== SUPPLIED RECORDS ==

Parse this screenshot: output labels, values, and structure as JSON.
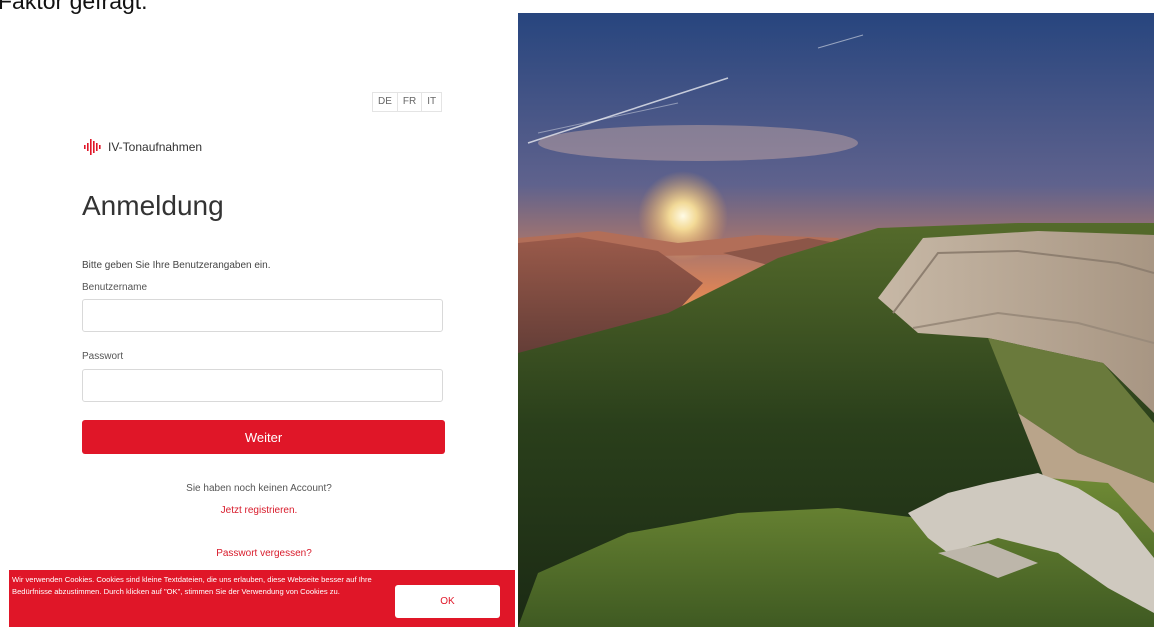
{
  "top_text": "Faktor gefragt.",
  "lang": [
    "DE",
    "FR",
    "IT"
  ],
  "logo": {
    "icon": "soundwave-icon",
    "text": "IV-Tonaufnahmen"
  },
  "title": "Anmeldung",
  "intro": "Bitte geben Sie Ihre Benutzerangaben ein.",
  "username": {
    "label": "Benutzername",
    "value": "",
    "placeholder": ""
  },
  "password": {
    "label": "Passwort",
    "value": "",
    "placeholder": ""
  },
  "submit_label": "Weiter",
  "no_account": "Sie haben noch keinen Account?",
  "register_link": "Jetzt registrieren.",
  "forgot_link": "Passwort vergessen?",
  "cookie": {
    "text": "Wir verwenden Cookies. Cookies sind kleine Textdateien, die uns erlauben, diese Webseite besser auf Ihre Bedürfnisse abzustimmen. Durch klicken auf \"OK\", stimmen Sie der Verwendung von Cookies zu.",
    "ok_label": "OK"
  },
  "colors": {
    "accent": "#e01628",
    "link": "#d81b2b"
  }
}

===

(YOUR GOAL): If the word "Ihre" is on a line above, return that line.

(RESULT OF THE TASK):
  "intro": "Bitte geben Sie Ihre Benutzerangaben ein.",
    "text": "Wir verwenden Cookies. Cookies sind kleine Textdateien, die uns erlauben, diese Webseite besser auf Ihre Bedürfnisse abzustimmen. Durch klicken auf \"OK\", stimmen Sie der Verwendung von Cookies zu.",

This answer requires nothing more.